During its nearly 60 years in operation, HAS has developed a reputation among patients and in the Haitian healthcare community for smart diagnostics – the ability to assess puzzling patient symptoms, identify the underlying cause using appropriate diagnostic tools, and provide treatment that will help patients fully recover and return to productive lives.
The story of HAS patient Wisgens is just one recent example.
A translator from Port-au-Prince, Wisgens is diabetic. He manages the disease well and is normally in excellent shape. He was surprised when, earlier this year, he came down with a severe cough, began to lose weight, and did not have the energy to complete once-routine tasks. His local health center diagnosed him with pneumonia and prescribed antibiotics – yet, after weeks of treatment with a few different rounds of medication, he experienced no improvement.
His sister-in-law, who is from Deschapelles, told him about HAS’ incredible work in the Artibonite – about two-and-a-half hours from the capital city where Wisgens lives with his family. The family decided that they would give HAS a chance since Wisgens had not found relief in Port-au-Prince.
“His condition was very severe when he came in to see us,” remembers HAS Medical Director and internist Dr. Herriot Sannon. The Internal Medicine department at HAS treated Wisgens for what HAS clinicians diagnosed as a lung abscess revealed on a chest x-ray.
“We observed his progress closely as we treated him with an antibiotic combination that included meropenem, which is successful in treating bacteria that can cause a lung abscess,” says Sannon.
Wisgens appreciated the HAS doctors’ approach to his care; they spoke with him regularly about how he was feeling, monitoring his progress closely to find the right treatment for his unique case. “With the dialogue that we had about my care, we were able to explore the possibilities,” says Wisgens. “I want to congratulate all the doctors at HAS. They are always ready to respond to the call of service.”
After three weeks, Wisgens was feeling much better and was sent home with oral antibiotics to ensure full recovery. He has returned for two follow-up visits and has made a complete recovery.
“At HAS, we are fortunate to have a microbiology laboratory, which is relatively rare in Haiti, and to have tools such as a digital X-ray system, which enable us to solve some of the most difficult or unusual cases,” said Dr. Sannon. “And, of course, it’s all possible because of donor support.

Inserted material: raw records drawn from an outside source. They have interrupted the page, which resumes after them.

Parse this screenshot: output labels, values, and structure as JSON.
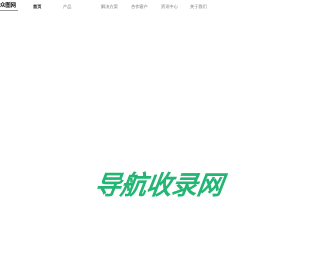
{
  "logo": {
    "text": "众图网"
  },
  "nav": {
    "items": [
      {
        "label": "首页",
        "active": true
      },
      {
        "label": "产品",
        "active": false
      },
      {
        "label": "解决方案",
        "active": false
      },
      {
        "label": "合作客户",
        "active": false
      },
      {
        "label": "资讯中心",
        "active": false
      },
      {
        "label": "关于我们",
        "active": false
      }
    ]
  },
  "hero": {
    "watermark_text": "导航收录网",
    "color": "#22b573"
  }
}
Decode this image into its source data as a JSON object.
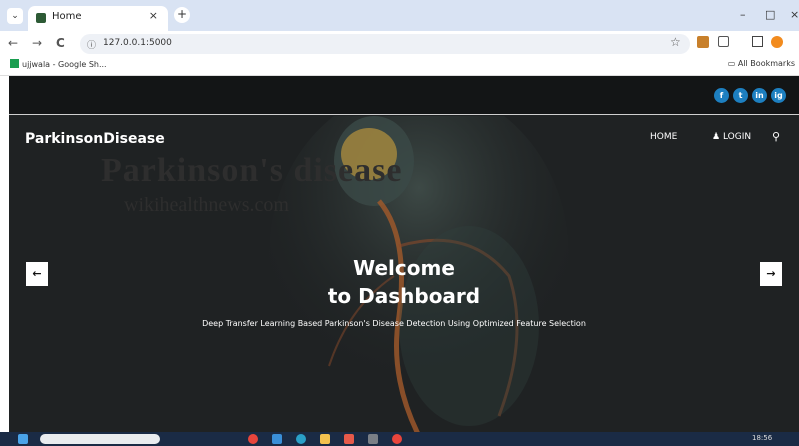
{
  "browser": {
    "tab_title": "Home",
    "tab_close": "×",
    "new_tab": "+",
    "tab_menu": "⌄",
    "window_controls": [
      "–",
      "□",
      "×"
    ],
    "nav": {
      "back": "←",
      "forward": "→",
      "reload": "C"
    },
    "url": "127.0.0.1:5000",
    "bookmark": "ujjwala - Google Sh...",
    "all_bookmarks": "All Bookmarks",
    "star": "☆"
  },
  "site": {
    "brand": "ParkinsonDisease",
    "nav": {
      "home": "HOME",
      "login": "LOGIN"
    },
    "social": [
      "f",
      "t",
      "in",
      "ig"
    ],
    "watermark": {
      "title": "Parkinson's disease",
      "site": "wikihealthnews.com"
    },
    "hero": {
      "line1": "Welcome",
      "line2": "to Dashboard",
      "subtitle": "Deep Transfer Learning Based Parkinson's Disease Detection Using Optimized Feature Selection"
    },
    "prev_arrow": "←",
    "next_arrow": "→"
  },
  "taskbar": {
    "time": "18:56"
  }
}
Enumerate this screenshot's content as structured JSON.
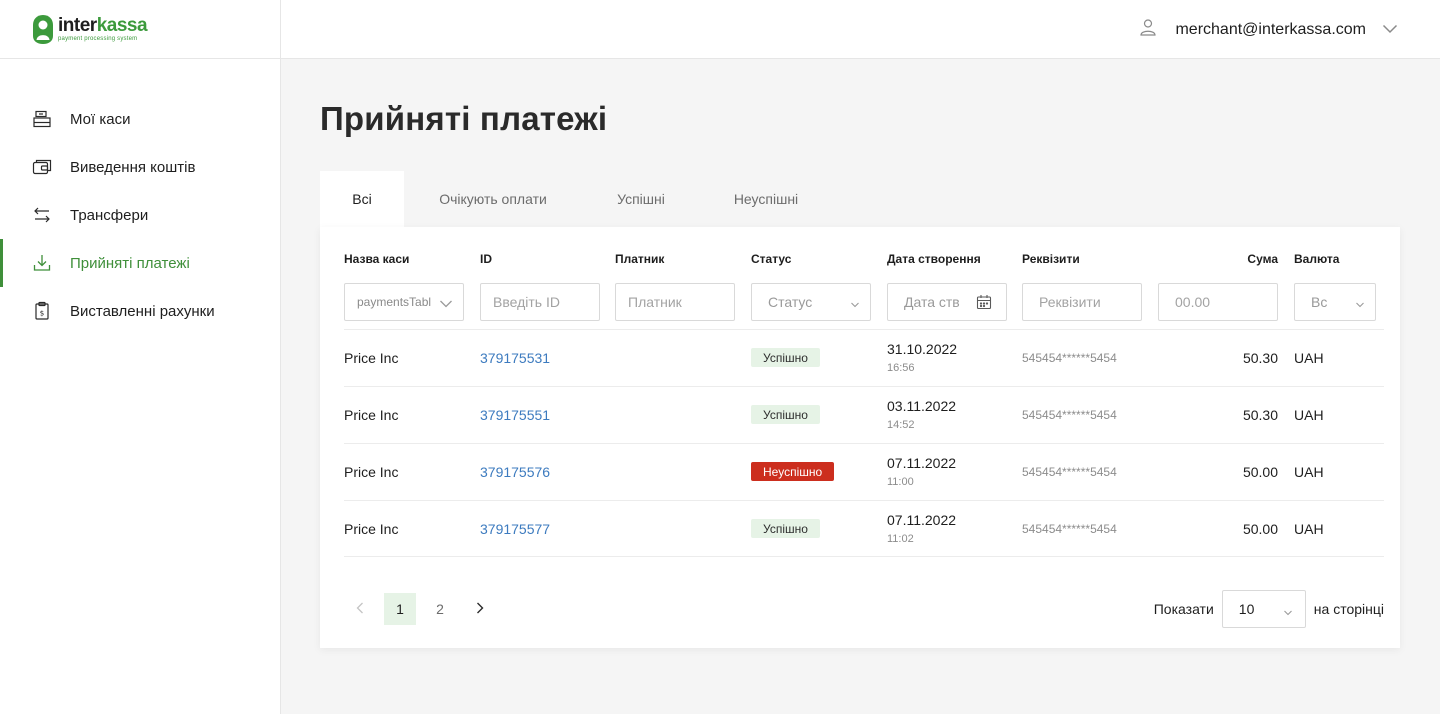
{
  "brand": {
    "name_part1": "inter",
    "name_part2": "kassa",
    "tagline": "payment processing system",
    "accent": "#3f8f3a"
  },
  "header": {
    "user_email": "merchant@interkassa.com"
  },
  "sidebar": {
    "items": [
      {
        "label": "Мої каси",
        "icon": "cashbox-icon",
        "active": false
      },
      {
        "label": "Виведення коштів",
        "icon": "wallet-icon",
        "active": false
      },
      {
        "label": "Трансфери",
        "icon": "transfer-arrows-icon",
        "active": false
      },
      {
        "label": "Прийняті платежі",
        "icon": "download-icon",
        "active": true
      },
      {
        "label": "Виставленні рахунки",
        "icon": "invoice-icon",
        "active": false
      }
    ]
  },
  "main": {
    "title": "Прийняті платежі",
    "tabs": [
      {
        "label": "Всі",
        "active": true
      },
      {
        "label": "Очікують оплати",
        "active": false
      },
      {
        "label": "Успішні",
        "active": false
      },
      {
        "label": "Неуспішні",
        "active": false
      }
    ]
  },
  "table": {
    "columns": [
      "Назва каси",
      "ID",
      "Платник",
      "Статус",
      "Дата створення",
      "Реквізити",
      "Сума",
      "Валюта"
    ],
    "filters": {
      "cashbox_value": "paymentsTable",
      "id_placeholder": "Введіть ID",
      "payer_placeholder": "Платник",
      "status_placeholder": "Статус",
      "date_placeholder": "Дата створення",
      "requisites_placeholder": "Реквізити",
      "sum_placeholder": "00.00",
      "currency_placeholder": "Всі"
    },
    "rows": [
      {
        "cashbox": "Price Inc",
        "id": "379175531",
        "payer": "",
        "status": "Успішно",
        "status_type": "ok",
        "date": "31.10.2022",
        "time": "16:56",
        "requisites": "545454******5454",
        "sum": "50.30",
        "currency": "UAH"
      },
      {
        "cashbox": "Price Inc",
        "id": "379175551",
        "payer": "",
        "status": "Успішно",
        "status_type": "ok",
        "date": "03.11.2022",
        "time": "14:52",
        "requisites": "545454******5454",
        "sum": "50.30",
        "currency": "UAH"
      },
      {
        "cashbox": "Price Inc",
        "id": "379175576",
        "payer": "",
        "status": "Неуспішно",
        "status_type": "fail",
        "date": "07.11.2022",
        "time": "11:00",
        "requisites": "545454******5454",
        "sum": "50.00",
        "currency": "UAH"
      },
      {
        "cashbox": "Price Inc",
        "id": "379175577",
        "payer": "",
        "status": "Успішно",
        "status_type": "ok",
        "date": "07.11.2022",
        "time": "11:02",
        "requisites": "545454******5454",
        "sum": "50.00",
        "currency": "UAH"
      }
    ]
  },
  "pagination": {
    "pages": [
      "1",
      "2"
    ],
    "current_page": "1",
    "show_label": "Показати",
    "per_page": "10",
    "per_page_suffix": "на сторінці"
  }
}
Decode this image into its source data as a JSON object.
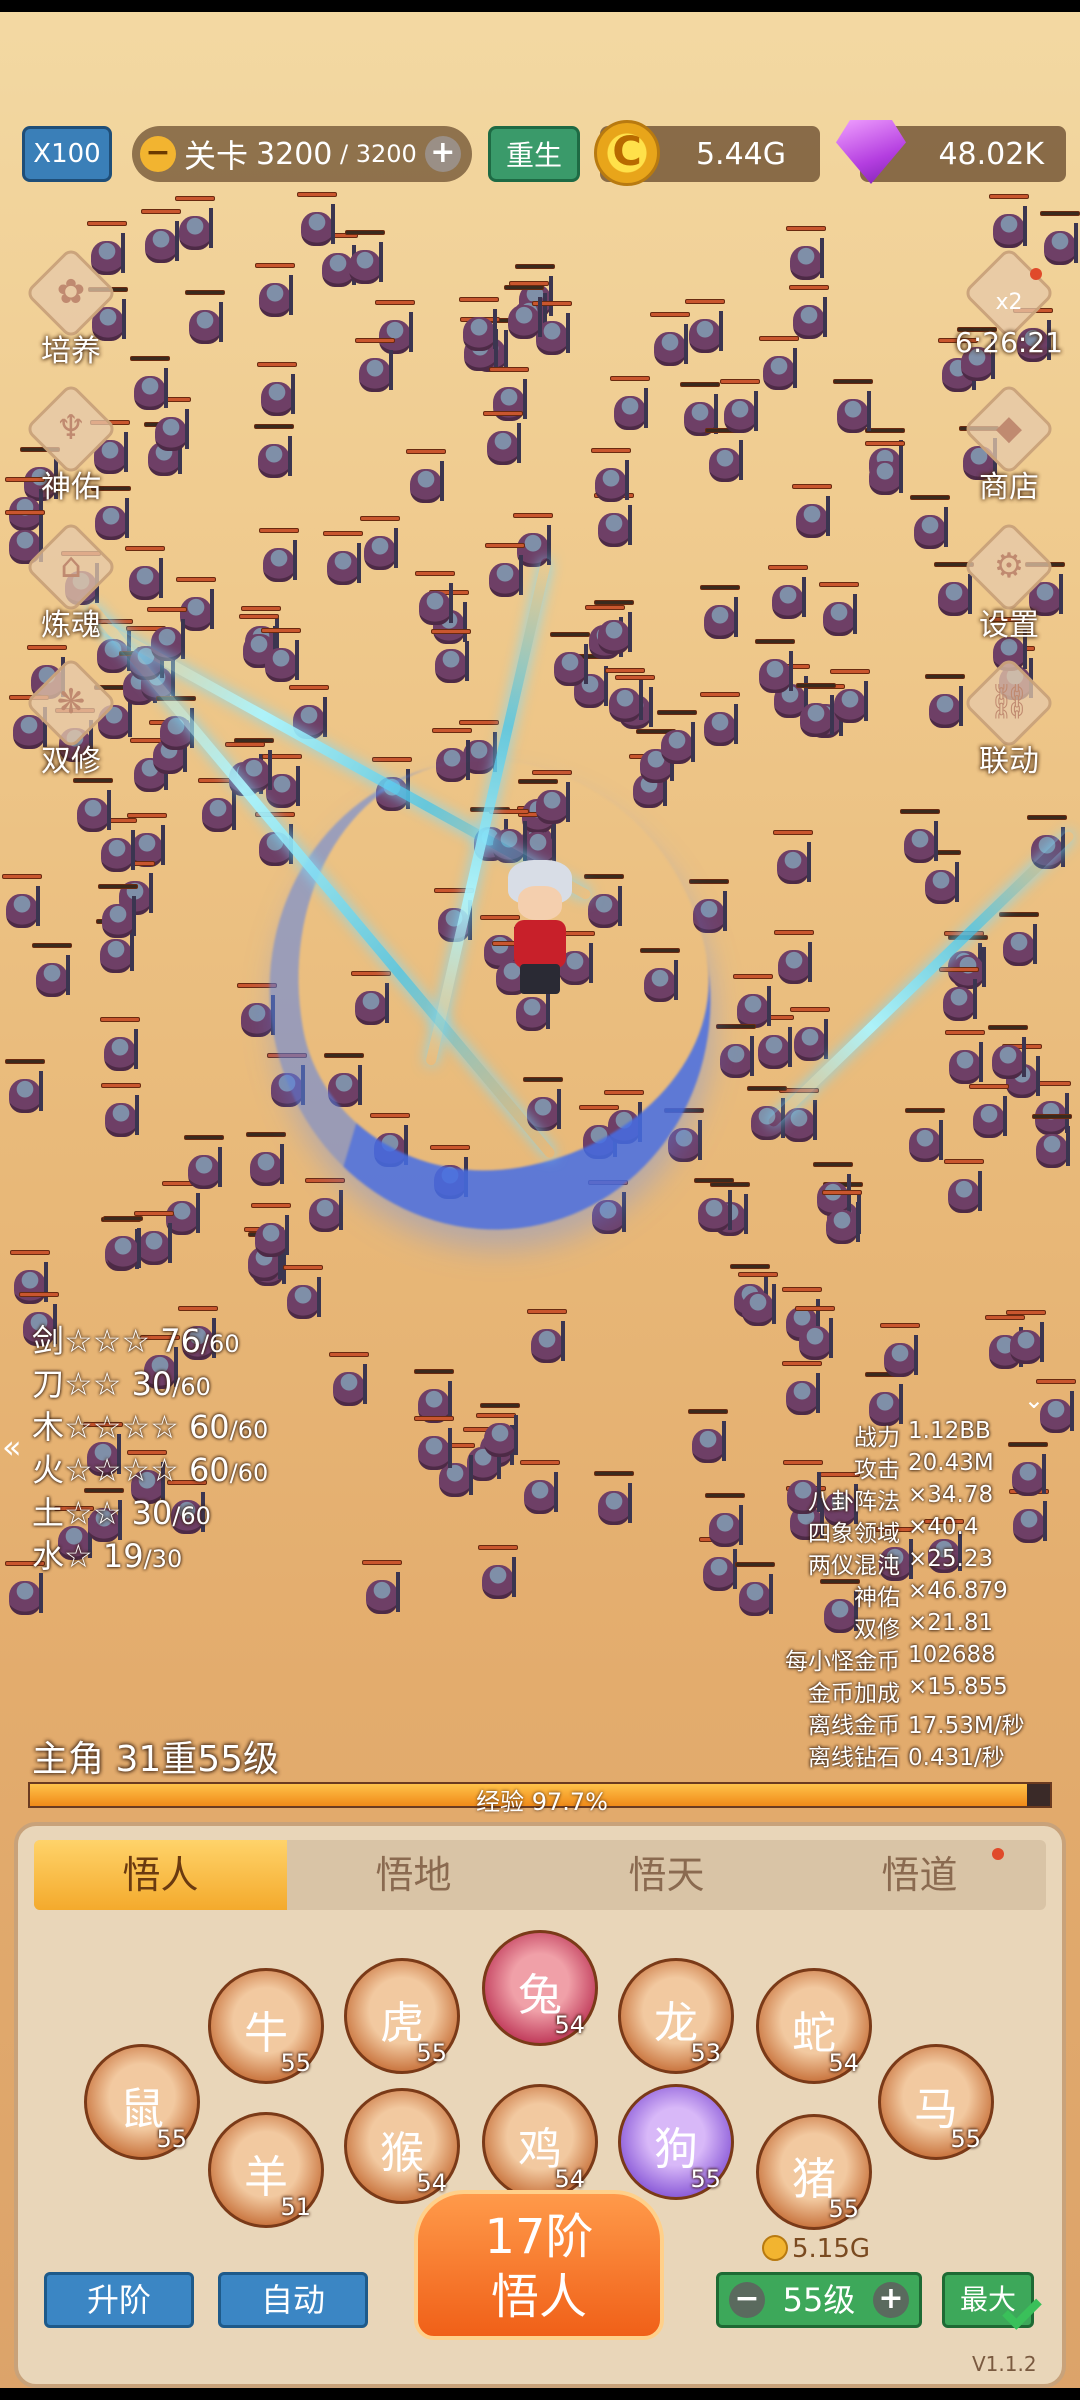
{
  "topbar": {
    "multiplier": "X100",
    "stage_label": "关卡",
    "stage_current": "3200",
    "stage_max": "3200",
    "rebirth": "重生",
    "gold": "5.44G",
    "gems": "48.02K",
    "gold_icon_glyph": "C"
  },
  "left_menu": [
    "培养",
    "神佑",
    "炼魂",
    "双修"
  ],
  "right_menu": {
    "bonus_multiplier": "x2",
    "bonus_timer": "6:26:21",
    "shop": "商店",
    "settings": "设置",
    "link": "联动"
  },
  "elements": [
    {
      "name": "剑",
      "stars": "☆☆☆",
      "cur": "76",
      "max": "/60"
    },
    {
      "name": "刀",
      "stars": "☆☆",
      "cur": "30",
      "max": "/60"
    },
    {
      "name": "木",
      "stars": "☆☆☆☆",
      "cur": "60",
      "max": "/60"
    },
    {
      "name": "火",
      "stars": "☆☆☆☆",
      "cur": "60",
      "max": "/60"
    },
    {
      "name": "土",
      "stars": "☆☆",
      "cur": "30",
      "max": "/60"
    },
    {
      "name": "水",
      "stars": "☆",
      "cur": "19",
      "max": "/30"
    }
  ],
  "stats": [
    {
      "k": "战力",
      "v": "1.12BB"
    },
    {
      "k": "攻击",
      "v": "20.43M"
    },
    {
      "k": "八卦阵法",
      "v": "×34.78"
    },
    {
      "k": "四象领域",
      "v": "×40.4"
    },
    {
      "k": "两仪混沌",
      "v": "×25.23"
    },
    {
      "k": "神佑",
      "v": "×46.879"
    },
    {
      "k": "双修",
      "v": "×21.81"
    },
    {
      "k": "每小怪金币",
      "v": "102688"
    },
    {
      "k": "金币加成",
      "v": "×15.855"
    },
    {
      "k": "离线金币",
      "v": "17.53M/秒"
    },
    {
      "k": "离线钻石",
      "v": "0.431/秒"
    }
  ],
  "hero": {
    "level_text": "主角 31重55级",
    "exp_text": "经验 97.7%",
    "exp_fraction": 0.977
  },
  "tabs": [
    "悟人",
    "悟地",
    "悟天",
    "悟道"
  ],
  "zodiac": [
    {
      "name": "rat-icon",
      "glyph": "鼠",
      "level": "55",
      "style": ""
    },
    {
      "name": "ox-icon",
      "glyph": "牛",
      "level": "55",
      "style": ""
    },
    {
      "name": "tiger-icon",
      "glyph": "虎",
      "level": "55",
      "style": ""
    },
    {
      "name": "rabbit-icon",
      "glyph": "兔",
      "level": "54",
      "style": "red"
    },
    {
      "name": "dragon-icon",
      "glyph": "龙",
      "level": "53",
      "style": ""
    },
    {
      "name": "snake-icon",
      "glyph": "蛇",
      "level": "54",
      "style": ""
    },
    {
      "name": "horse-icon",
      "glyph": "马",
      "level": "55",
      "style": ""
    },
    {
      "name": "goat-icon",
      "glyph": "羊",
      "level": "51",
      "style": ""
    },
    {
      "name": "monkey-icon",
      "glyph": "猴",
      "level": "54",
      "style": ""
    },
    {
      "name": "rooster-icon",
      "glyph": "鸡",
      "level": "54",
      "style": ""
    },
    {
      "name": "dog-icon",
      "glyph": "狗",
      "level": "55",
      "style": "purple"
    },
    {
      "name": "pig-icon",
      "glyph": "猪",
      "level": "55",
      "style": ""
    }
  ],
  "bottom": {
    "upgrade": "升阶",
    "auto": "自动",
    "promote_line1": "17阶",
    "promote_line2": "悟人",
    "cost": "5.15G",
    "level_value": "55级",
    "max": "最大",
    "version": "V1.1.2"
  }
}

Our staff and patients are most grateful for this capability.”